--- Exercise ---
Find and copy the lines in the records beneath this task that contain the word "description".

(Records from a data collection)
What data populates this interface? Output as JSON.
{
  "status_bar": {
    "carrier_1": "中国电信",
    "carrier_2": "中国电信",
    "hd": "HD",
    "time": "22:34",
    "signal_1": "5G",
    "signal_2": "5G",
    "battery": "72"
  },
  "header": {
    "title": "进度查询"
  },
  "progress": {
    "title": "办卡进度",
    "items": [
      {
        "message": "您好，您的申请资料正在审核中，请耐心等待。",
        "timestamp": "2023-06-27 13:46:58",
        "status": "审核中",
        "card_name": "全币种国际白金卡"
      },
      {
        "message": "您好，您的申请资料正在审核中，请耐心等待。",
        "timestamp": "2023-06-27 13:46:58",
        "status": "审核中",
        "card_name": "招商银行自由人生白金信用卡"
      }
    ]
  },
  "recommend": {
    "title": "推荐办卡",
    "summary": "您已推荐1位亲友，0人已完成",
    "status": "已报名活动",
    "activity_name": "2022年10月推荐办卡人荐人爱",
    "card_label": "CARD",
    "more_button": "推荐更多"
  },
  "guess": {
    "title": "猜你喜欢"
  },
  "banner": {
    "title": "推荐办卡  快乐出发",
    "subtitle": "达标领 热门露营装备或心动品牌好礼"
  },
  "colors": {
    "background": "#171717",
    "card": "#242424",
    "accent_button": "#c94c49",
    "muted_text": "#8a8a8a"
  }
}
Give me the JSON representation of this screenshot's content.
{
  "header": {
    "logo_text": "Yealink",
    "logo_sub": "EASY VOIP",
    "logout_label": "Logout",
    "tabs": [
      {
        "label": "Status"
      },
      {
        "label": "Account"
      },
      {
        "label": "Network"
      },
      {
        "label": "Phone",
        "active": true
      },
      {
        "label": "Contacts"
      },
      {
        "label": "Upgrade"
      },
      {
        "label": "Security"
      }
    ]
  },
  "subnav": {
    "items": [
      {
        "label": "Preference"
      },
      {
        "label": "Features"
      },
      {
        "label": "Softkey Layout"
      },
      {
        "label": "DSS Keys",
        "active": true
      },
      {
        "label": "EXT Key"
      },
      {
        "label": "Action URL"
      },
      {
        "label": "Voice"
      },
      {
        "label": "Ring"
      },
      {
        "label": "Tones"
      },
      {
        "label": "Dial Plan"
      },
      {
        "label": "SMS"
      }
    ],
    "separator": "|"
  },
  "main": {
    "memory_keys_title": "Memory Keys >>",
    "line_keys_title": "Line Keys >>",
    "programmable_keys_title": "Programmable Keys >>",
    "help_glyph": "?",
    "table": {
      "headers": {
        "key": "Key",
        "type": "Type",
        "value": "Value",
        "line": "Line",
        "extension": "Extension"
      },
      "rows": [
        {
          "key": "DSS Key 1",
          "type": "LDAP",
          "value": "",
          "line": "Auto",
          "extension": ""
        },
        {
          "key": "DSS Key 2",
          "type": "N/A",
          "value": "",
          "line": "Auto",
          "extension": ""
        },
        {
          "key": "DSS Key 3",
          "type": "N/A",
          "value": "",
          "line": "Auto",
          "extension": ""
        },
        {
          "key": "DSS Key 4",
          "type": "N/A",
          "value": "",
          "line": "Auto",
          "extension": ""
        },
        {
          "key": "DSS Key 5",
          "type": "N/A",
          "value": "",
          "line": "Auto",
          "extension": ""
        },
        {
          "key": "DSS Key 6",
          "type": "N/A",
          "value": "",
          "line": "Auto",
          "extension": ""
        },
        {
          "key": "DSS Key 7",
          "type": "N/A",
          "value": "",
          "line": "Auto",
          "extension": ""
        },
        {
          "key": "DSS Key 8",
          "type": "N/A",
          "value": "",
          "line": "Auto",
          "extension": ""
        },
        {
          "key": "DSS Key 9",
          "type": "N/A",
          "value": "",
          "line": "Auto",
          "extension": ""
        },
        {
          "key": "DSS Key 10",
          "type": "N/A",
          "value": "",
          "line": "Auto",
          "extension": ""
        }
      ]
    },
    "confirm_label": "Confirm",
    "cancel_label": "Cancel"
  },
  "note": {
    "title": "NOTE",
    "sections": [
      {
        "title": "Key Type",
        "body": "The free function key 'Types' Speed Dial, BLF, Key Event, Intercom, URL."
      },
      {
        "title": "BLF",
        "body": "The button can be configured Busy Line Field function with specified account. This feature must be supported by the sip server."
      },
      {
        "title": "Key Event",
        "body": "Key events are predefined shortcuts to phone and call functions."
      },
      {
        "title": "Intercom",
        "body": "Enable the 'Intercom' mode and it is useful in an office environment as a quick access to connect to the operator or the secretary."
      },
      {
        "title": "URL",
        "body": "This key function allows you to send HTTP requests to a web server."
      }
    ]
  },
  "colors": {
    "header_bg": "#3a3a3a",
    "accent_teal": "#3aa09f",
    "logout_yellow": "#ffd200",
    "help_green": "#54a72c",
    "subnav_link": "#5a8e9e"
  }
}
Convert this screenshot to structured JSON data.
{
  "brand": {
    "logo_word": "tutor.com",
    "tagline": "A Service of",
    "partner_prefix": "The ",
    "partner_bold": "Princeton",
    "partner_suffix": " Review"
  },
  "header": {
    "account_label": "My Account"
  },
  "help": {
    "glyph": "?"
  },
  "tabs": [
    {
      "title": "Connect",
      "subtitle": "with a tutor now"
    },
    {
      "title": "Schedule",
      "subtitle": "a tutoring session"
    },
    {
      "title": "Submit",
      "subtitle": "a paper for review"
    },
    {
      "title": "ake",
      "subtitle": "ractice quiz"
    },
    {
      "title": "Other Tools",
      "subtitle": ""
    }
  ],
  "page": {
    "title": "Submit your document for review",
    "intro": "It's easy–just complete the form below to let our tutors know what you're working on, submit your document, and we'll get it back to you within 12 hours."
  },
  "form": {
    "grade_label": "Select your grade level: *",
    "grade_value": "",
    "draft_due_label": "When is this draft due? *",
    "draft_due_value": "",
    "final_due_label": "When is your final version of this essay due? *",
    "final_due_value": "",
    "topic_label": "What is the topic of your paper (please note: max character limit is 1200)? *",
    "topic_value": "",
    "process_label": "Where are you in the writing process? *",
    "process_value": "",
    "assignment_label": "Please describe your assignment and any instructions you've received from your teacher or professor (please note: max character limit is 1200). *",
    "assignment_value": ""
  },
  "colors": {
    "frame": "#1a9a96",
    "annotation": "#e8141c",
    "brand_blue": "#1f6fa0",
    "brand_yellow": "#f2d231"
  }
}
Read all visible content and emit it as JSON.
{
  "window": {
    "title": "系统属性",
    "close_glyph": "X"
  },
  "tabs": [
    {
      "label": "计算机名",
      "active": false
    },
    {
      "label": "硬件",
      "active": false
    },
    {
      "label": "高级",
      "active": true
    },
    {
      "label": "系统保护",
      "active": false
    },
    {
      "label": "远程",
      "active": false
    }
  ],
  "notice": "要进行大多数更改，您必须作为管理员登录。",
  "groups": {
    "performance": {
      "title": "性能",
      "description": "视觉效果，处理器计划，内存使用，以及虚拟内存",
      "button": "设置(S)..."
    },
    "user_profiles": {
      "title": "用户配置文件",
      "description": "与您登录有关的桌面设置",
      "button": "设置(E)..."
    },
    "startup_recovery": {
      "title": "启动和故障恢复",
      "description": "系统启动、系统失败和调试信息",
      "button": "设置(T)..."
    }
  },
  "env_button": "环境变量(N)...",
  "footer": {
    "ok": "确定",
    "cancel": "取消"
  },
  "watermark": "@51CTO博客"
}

--- Solution for this task ---
      "description": "视觉效果，处理器计划，内存使用，以及虚拟内存",
      "description": "与您登录有关的桌面设置",
      "description": "系统启动、系统失败和调试信息",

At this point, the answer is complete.